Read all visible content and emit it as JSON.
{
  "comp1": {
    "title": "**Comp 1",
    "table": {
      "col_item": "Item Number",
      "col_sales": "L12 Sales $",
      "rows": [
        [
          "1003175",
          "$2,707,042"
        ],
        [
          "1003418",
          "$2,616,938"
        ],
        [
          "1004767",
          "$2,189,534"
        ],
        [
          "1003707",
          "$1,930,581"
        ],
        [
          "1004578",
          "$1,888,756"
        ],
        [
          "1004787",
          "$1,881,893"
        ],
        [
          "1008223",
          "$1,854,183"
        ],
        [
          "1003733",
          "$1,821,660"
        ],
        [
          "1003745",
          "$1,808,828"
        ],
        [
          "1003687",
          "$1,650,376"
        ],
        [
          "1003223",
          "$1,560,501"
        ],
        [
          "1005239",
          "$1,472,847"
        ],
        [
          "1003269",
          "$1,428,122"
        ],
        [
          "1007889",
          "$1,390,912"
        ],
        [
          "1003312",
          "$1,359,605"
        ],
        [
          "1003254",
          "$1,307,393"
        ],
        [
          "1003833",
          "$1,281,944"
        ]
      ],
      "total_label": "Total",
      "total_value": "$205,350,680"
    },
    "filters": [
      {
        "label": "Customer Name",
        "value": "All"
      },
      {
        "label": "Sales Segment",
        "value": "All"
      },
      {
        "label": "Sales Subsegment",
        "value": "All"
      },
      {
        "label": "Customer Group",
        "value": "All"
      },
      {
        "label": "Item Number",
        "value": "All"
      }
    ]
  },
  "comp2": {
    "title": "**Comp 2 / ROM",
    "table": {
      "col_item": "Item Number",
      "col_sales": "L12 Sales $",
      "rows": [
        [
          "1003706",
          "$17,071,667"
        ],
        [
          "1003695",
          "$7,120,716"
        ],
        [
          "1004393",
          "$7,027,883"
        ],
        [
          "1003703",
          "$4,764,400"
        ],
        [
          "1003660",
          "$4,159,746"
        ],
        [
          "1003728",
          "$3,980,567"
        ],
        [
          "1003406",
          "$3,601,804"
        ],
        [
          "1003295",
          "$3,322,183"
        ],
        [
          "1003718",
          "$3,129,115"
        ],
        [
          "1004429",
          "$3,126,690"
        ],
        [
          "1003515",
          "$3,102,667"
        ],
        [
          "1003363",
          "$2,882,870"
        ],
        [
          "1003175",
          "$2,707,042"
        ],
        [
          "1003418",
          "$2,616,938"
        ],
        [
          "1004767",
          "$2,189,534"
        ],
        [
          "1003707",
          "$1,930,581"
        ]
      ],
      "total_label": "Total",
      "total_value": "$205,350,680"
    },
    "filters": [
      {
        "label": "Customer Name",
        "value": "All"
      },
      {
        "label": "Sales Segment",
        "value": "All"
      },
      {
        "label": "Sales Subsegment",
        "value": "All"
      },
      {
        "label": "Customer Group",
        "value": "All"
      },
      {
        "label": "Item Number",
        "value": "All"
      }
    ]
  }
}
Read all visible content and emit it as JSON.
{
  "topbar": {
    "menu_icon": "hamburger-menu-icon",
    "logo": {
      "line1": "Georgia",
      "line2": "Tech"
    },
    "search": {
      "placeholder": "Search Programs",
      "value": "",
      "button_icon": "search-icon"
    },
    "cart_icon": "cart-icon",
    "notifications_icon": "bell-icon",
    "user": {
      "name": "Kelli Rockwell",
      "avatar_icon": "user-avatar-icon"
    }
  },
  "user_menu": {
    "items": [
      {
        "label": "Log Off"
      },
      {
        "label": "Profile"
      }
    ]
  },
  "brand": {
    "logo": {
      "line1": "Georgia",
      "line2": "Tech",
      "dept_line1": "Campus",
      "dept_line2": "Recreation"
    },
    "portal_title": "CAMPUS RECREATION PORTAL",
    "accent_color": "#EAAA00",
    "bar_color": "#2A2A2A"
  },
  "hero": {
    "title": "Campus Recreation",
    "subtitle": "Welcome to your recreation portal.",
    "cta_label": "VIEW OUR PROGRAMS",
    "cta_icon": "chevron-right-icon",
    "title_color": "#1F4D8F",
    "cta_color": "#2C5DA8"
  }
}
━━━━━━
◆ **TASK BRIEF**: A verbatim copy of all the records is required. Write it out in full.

◆ **EXERCISE SOLUTION**:
Read all visible content and emit it as JSON.
{
  "comp1": {
    "title": "**Comp 1",
    "table": {
      "col_item": "Item Number",
      "col_sales": "L12 Sales $",
      "rows": [
        [
          "1003175",
          "$2,707,042"
        ],
        [
          "1003418",
          "$2,616,938"
        ],
        [
          "1004767",
          "$2,189,534"
        ],
        [
          "1003707",
          "$1,930,581"
        ],
        [
          "1004578",
          "$1,888,756"
        ],
        [
          "1004787",
          "$1,881,893"
        ],
        [
          "1008223",
          "$1,854,183"
        ],
        [
          "1003733",
          "$1,821,660"
        ],
        [
          "1003745",
          "$1,808,828"
        ],
        [
          "1003687",
          "$1,650,376"
        ],
        [
          "1003223",
          "$1,560,501"
        ],
        [
          "1005239",
          "$1,472,847"
        ],
        [
          "1003269",
          "$1,428,122"
        ],
        [
          "1007889",
          "$1,390,912"
        ],
        [
          "1003312",
          "$1,359,605"
        ],
        [
          "1003254",
          "$1,307,393"
        ],
        [
          "1003833",
          "$1,281,944"
        ]
      ],
      "total_label": "Total",
      "total_value": "$205,350,680"
    },
    "filters": [
      {
        "label": "Customer Name",
        "value": "All"
      },
      {
        "label": "Sales Segment",
        "value": "All"
      },
      {
        "label": "Sales Subsegment",
        "value": "All"
      },
      {
        "label": "Customer Group",
        "value": "All"
      },
      {
        "label": "Item Number",
        "value": "All"
      }
    ]
  },
  "comp2": {
    "title": "**Comp 2 / ROM",
    "table": {
      "col_item": "Item Number",
      "col_sales": "L12 Sales $",
      "rows": [
        [
          "1003706",
          "$17,071,667"
        ],
        [
          "1003695",
          "$7,120,716"
        ],
        [
          "1004393",
          "$7,027,883"
        ],
        [
          "1003703",
          "$4,764,400"
        ],
        [
          "1003660",
          "$4,159,746"
        ],
        [
          "1003728",
          "$3,980,567"
        ],
        [
          "1003406",
          "$3,601,804"
        ],
        [
          "1003295",
          "$3,322,183"
        ],
        [
          "1003718",
          "$3,129,115"
        ],
        [
          "1004429",
          "$3,126,690"
        ],
        [
          "1003515",
          "$3,102,667"
        ],
        [
          "1003363",
          "$2,882,870"
        ],
        [
          "1003175",
          "$2,707,042"
        ],
        [
          "1003418",
          "$2,616,938"
        ],
        [
          "1004767",
          "$2,189,534"
        ],
        [
          "1003707",
          "$1,930,581"
        ]
      ],
      "total_label": "Total",
      "total_value": "$205,350,680"
    },
    "filters": [
      {
        "label": "Customer Name",
        "value": "All"
      },
      {
        "label": "Sales Segment",
        "value": "All"
      },
      {
        "label": "Sales Subsegment",
        "value": "All"
      },
      {
        "label": "Customer Group",
        "value": "All"
      },
      {
        "label": "Item Number",
        "value": "All"
      }
    ]
  }
}
Read all visible content and emit it as JSON.
{
  "topbar": {
    "menu_icon": "hamburger-menu-icon",
    "logo": {
      "line1": "Georgia",
      "line2": "Tech"
    },
    "search": {
      "placeholder": "Search Programs",
      "value": "",
      "button_icon": "search-icon"
    },
    "cart_icon": "cart-icon",
    "notifications_icon": "bell-icon",
    "user": {
      "name": "Kelli Rockwell",
      "avatar_icon": "user-avatar-icon"
    }
  },
  "user_menu": {
    "items": [
      {
        "label": "Log Off"
      },
      {
        "label": "Profile"
      }
    ]
  },
  "brand": {
    "logo": {
      "line1": "Georgia",
      "line2": "Tech",
      "dept_line1": "Campus",
      "dept_line2": "Recreation"
    },
    "portal_title": "CAMPUS RECREATION PORTAL",
    "accent_color": "#EAAA00",
    "bar_color": "#2A2A2A"
  },
  "hero": {
    "title": "Campus Recreation",
    "subtitle": "Welcome to your recreation portal.",
    "cta_label": "VIEW OUR PROGRAMS",
    "cta_icon": "chevron-right-icon",
    "title_color": "#1F4D8F",
    "cta_color": "#2C5DA8"
  }
}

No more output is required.